Isle delegate happy about Bush’s speech via satellite
ST. PAUL, Minn. » Although Kathi Thomason would have preferred to see him in person, all things considered, she was just as happy to see President Bush address the Republican National Convention by videoconference last night.
"I think the Gulf disaster takes high precedent over anything," said Thomason, former comptroller for Koolau Ranch who is attending this year's convention as a delegate from Hawaii.
"Americans first, above Republicans, that's the most important thing," she added. "What he's doing is absolutely the right thing to do. I would hope any leader would do that."
With the worst of Hurricane Gustav apparently behind them, delegates returned to the business of nominating U.S. Sen. John McCain and Alaska Gov. Sarah Palin as the GOP presidential ticket for 2008.
Delegates showed more enthusiasm than on the previous night, when the convention's opening was pared down due to concerns over those in the Gulf Coast in the path of Gustav.
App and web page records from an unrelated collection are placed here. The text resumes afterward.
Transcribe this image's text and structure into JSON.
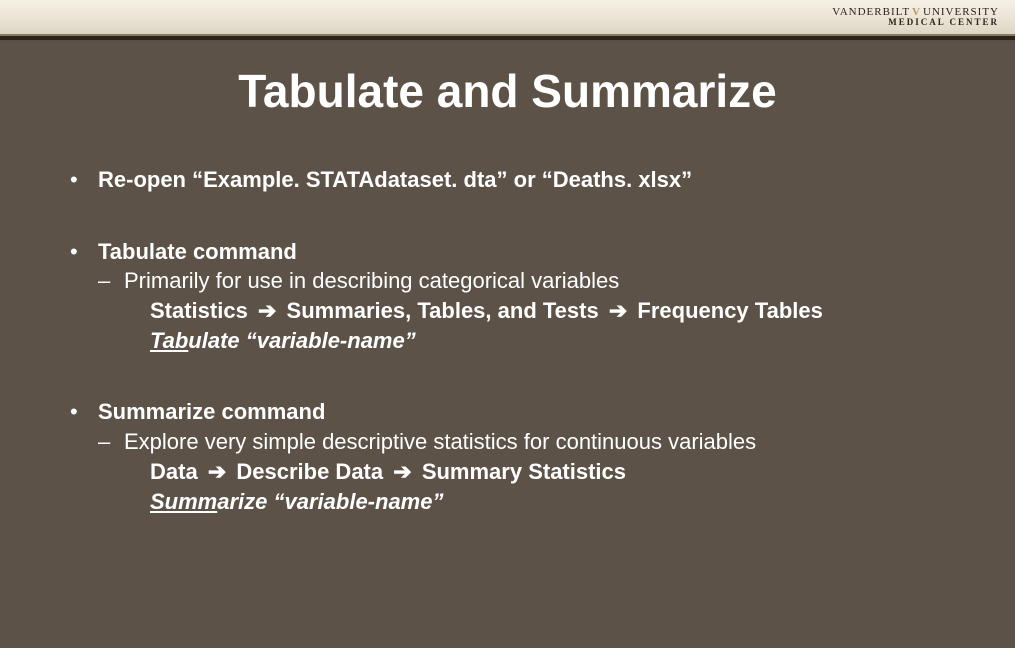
{
  "brand": {
    "line1_a": "VANDERBILT",
    "line1_b": "UNIVERSITY",
    "v": "V",
    "line2": "MEDICAL CENTER"
  },
  "title": "Tabulate and Summarize",
  "bullets": {
    "b1": "Re-open “Example. STATAdataset. dta” or “Deaths. xlsx”",
    "b2_head": "Tabulate command",
    "b2_sub": "Primarily for use in describing categorical variables",
    "b2_path_a": "Statistics",
    "b2_path_b": "Summaries, Tables, and Tests",
    "b2_path_c": "Frequency Tables",
    "b2_cmd_u": "Tab",
    "b2_cmd_rest": "ulate “variable-name”",
    "b3_head": "Summarize command",
    "b3_sub": "Explore very simple descriptive statistics for continuous variables",
    "b3_path_a": "Data",
    "b3_path_b": "Describe Data",
    "b3_path_c": "Summary Statistics",
    "b3_cmd_u": "Summ",
    "b3_cmd_rest": "arize “variable-name”"
  },
  "glyphs": {
    "bullet": "•",
    "dash": "–",
    "arrow": "➔"
  }
}
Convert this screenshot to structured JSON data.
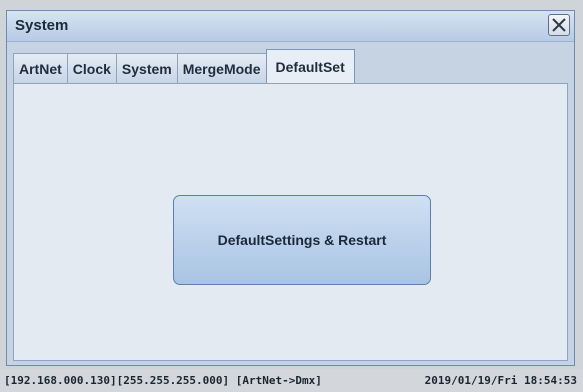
{
  "window": {
    "title": "System",
    "close_icon": "close-icon"
  },
  "tabs": [
    {
      "label": "ArtNet",
      "active": false
    },
    {
      "label": "Clock",
      "active": false
    },
    {
      "label": "System",
      "active": false
    },
    {
      "label": "MergeMode",
      "active": false
    },
    {
      "label": "DefaultSet",
      "active": true
    }
  ],
  "panel": {
    "default_button_label": "DefaultSettings & Restart"
  },
  "statusbar": {
    "network": "[192.168.000.130][255.255.255.000] [ArtNet->Dmx]",
    "datetime": "2019/01/19/Fri  18:54:53"
  },
  "colors": {
    "window_bg": "#c6d3e3",
    "button_bg": "#a9c4e3"
  }
}
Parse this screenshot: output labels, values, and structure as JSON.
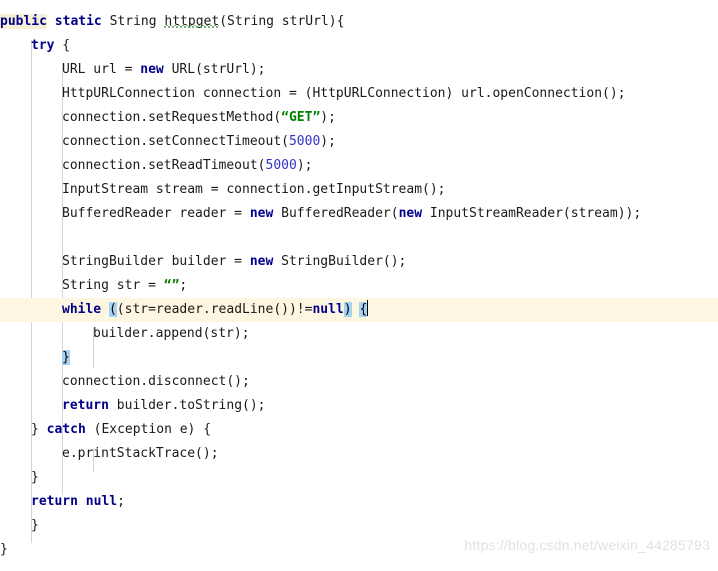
{
  "editor": {
    "language": "Java",
    "colors": {
      "background": "#ffffff",
      "keyword": "#00008b",
      "string": "#008000",
      "number": "#3333cc",
      "text": "#1a1a1a",
      "current_line_highlight": "#fdf6e0",
      "bracket_match_highlight": "#a6d2f4",
      "keyword_occurrence_highlight": "#f5efd5",
      "indent_guide": "#d4d4d4",
      "watermark": "#e2e2e2",
      "spellcheck_underline": "#5aa05a"
    },
    "caret": {
      "line": 14,
      "after_token": "{"
    },
    "current_line": 14
  },
  "watermark": {
    "text": "https://blog.csdn.net/weixin_44285793"
  },
  "code": {
    "lines": [
      {
        "n": 1,
        "indent": 0,
        "tokens": [
          {
            "t": "public",
            "c": "kw-hl"
          },
          {
            "t": " ",
            "c": "plain"
          },
          {
            "t": "static",
            "c": "kw"
          },
          {
            "t": " String ",
            "c": "plain"
          },
          {
            "t": "httpget",
            "c": "wavy"
          },
          {
            "t": "(String strUrl){",
            "c": "plain"
          }
        ]
      },
      {
        "n": 2,
        "indent": 1,
        "tokens": [
          {
            "t": "try",
            "c": "kw"
          },
          {
            "t": " {",
            "c": "plain"
          }
        ]
      },
      {
        "n": 3,
        "indent": 2,
        "tokens": [
          {
            "t": "URL url = ",
            "c": "plain"
          },
          {
            "t": "new",
            "c": "kw"
          },
          {
            "t": " URL(strUrl);",
            "c": "plain"
          }
        ]
      },
      {
        "n": 4,
        "indent": 2,
        "tokens": [
          {
            "t": "HttpURLConnection connection = (HttpURLConnection) url.openConnection();",
            "c": "plain"
          }
        ]
      },
      {
        "n": 5,
        "indent": 2,
        "tokens": [
          {
            "t": "connection.setRequestMethod(",
            "c": "plain"
          },
          {
            "t": "“GET”",
            "c": "str"
          },
          {
            "t": ");",
            "c": "plain"
          }
        ]
      },
      {
        "n": 6,
        "indent": 2,
        "tokens": [
          {
            "t": "connection.setConnectTimeout(",
            "c": "plain"
          },
          {
            "t": "5000",
            "c": "num"
          },
          {
            "t": ");",
            "c": "plain"
          }
        ]
      },
      {
        "n": 7,
        "indent": 2,
        "tokens": [
          {
            "t": "connection.setReadTimeout(",
            "c": "plain"
          },
          {
            "t": "5000",
            "c": "num"
          },
          {
            "t": ");",
            "c": "plain"
          }
        ]
      },
      {
        "n": 8,
        "indent": 2,
        "tokens": [
          {
            "t": "InputStream stream = connection.getInputStream();",
            "c": "plain"
          }
        ]
      },
      {
        "n": 9,
        "indent": 2,
        "tokens": [
          {
            "t": "BufferedReader reader = ",
            "c": "plain"
          },
          {
            "t": "new",
            "c": "kw"
          },
          {
            "t": " BufferedReader(",
            "c": "plain"
          },
          {
            "t": "new",
            "c": "kw"
          },
          {
            "t": " InputStreamReader(stream));",
            "c": "plain"
          }
        ]
      },
      {
        "n": 10,
        "indent": 2,
        "tokens": []
      },
      {
        "n": 11,
        "indent": 2,
        "tokens": [
          {
            "t": "StringBuilder builder = ",
            "c": "plain"
          },
          {
            "t": "new",
            "c": "kw"
          },
          {
            "t": " StringBuilder();",
            "c": "plain"
          }
        ]
      },
      {
        "n": 12,
        "indent": 2,
        "tokens": [
          {
            "t": "String str = ",
            "c": "plain"
          },
          {
            "t": "“”",
            "c": "str"
          },
          {
            "t": ";",
            "c": "plain"
          }
        ]
      },
      {
        "n": 13,
        "indent": 2,
        "current": true,
        "caret_at_end": true,
        "tokens": [
          {
            "t": "while",
            "c": "kw"
          },
          {
            "t": " ",
            "c": "plain"
          },
          {
            "t": "(",
            "c": "brmatch"
          },
          {
            "t": "(str=reader.readLine())!=",
            "c": "plain"
          },
          {
            "t": "null",
            "c": "kw"
          },
          {
            "t": ")",
            "c": "brmatch"
          },
          {
            "t": " ",
            "c": "plain"
          },
          {
            "t": "{",
            "c": "brmatch"
          }
        ]
      },
      {
        "n": 14,
        "indent": 3,
        "tokens": [
          {
            "t": "builder.append(str);",
            "c": "plain"
          }
        ]
      },
      {
        "n": 15,
        "indent": 2,
        "tokens": [
          {
            "t": "}",
            "c": "brmatch"
          }
        ]
      },
      {
        "n": 16,
        "indent": 2,
        "tokens": [
          {
            "t": "connection.disconnect();",
            "c": "plain"
          }
        ]
      },
      {
        "n": 17,
        "indent": 2,
        "tokens": [
          {
            "t": "return",
            "c": "kw"
          },
          {
            "t": " builder.toString();",
            "c": "plain"
          }
        ]
      },
      {
        "n": 18,
        "indent": 1,
        "tokens": [
          {
            "t": "} ",
            "c": "plain"
          },
          {
            "t": "catch",
            "c": "kw"
          },
          {
            "t": " (Exception e) {",
            "c": "plain"
          }
        ]
      },
      {
        "n": 19,
        "indent": 2,
        "tokens": [
          {
            "t": "e.printStackTrace();",
            "c": "plain"
          }
        ]
      },
      {
        "n": 20,
        "indent": 1,
        "tokens": [
          {
            "t": "}",
            "c": "plain"
          }
        ]
      },
      {
        "n": 21,
        "indent": 1,
        "tokens": [
          {
            "t": "return",
            "c": "kw"
          },
          {
            "t": " ",
            "c": "plain"
          },
          {
            "t": "null",
            "c": "kw"
          },
          {
            "t": ";",
            "c": "plain"
          }
        ]
      },
      {
        "n": 22,
        "indent": 1,
        "tokens": [
          {
            "t": "}",
            "c": "plain"
          }
        ]
      },
      {
        "n": 23,
        "indent": 0,
        "tokens": [
          {
            "t": "}",
            "c": "plain"
          }
        ]
      }
    ]
  }
}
Last night's schedule included a speech, by satellite link, from Bush at the White House, along with live speeches from actor and former Tennessee Sen. Fred Thompson and Democrat-turned-independent Sen. Joe Lieberman, the Democrats' vice presidential nominee eight years ago.
"We need a president and vice president who will take the federal bureaucracy by the scruff of the neck and give it a good shaking," Thompson said. "And we need a president who doesn't think that the protection of the unborn or a newly born baby is above his pay grade. The man who will be that president is John McCain."
The night also included a short set of introductions from former Hawaii political candidate Orson Swindle, a former cellmate of McCain's during their time as prisoners of war in Vietnam.
Swindle, who lost his 1996 bid to unseat U.S. Rep. Neil Abercrombie, whipped the crowd into the most spirited applause of the night as he introduced five Medal of Honor recipients and two dozen servicemen who also were prisoners of war. Those former POWs included Jerry Coffee of Aiea, a public speaker who also was in the infamous Hanoi Hilton with McCain.
The chant of "U.S.A." echoed throughout the Xcel Energy Center as the traditional celebratory mood of the convention began to show.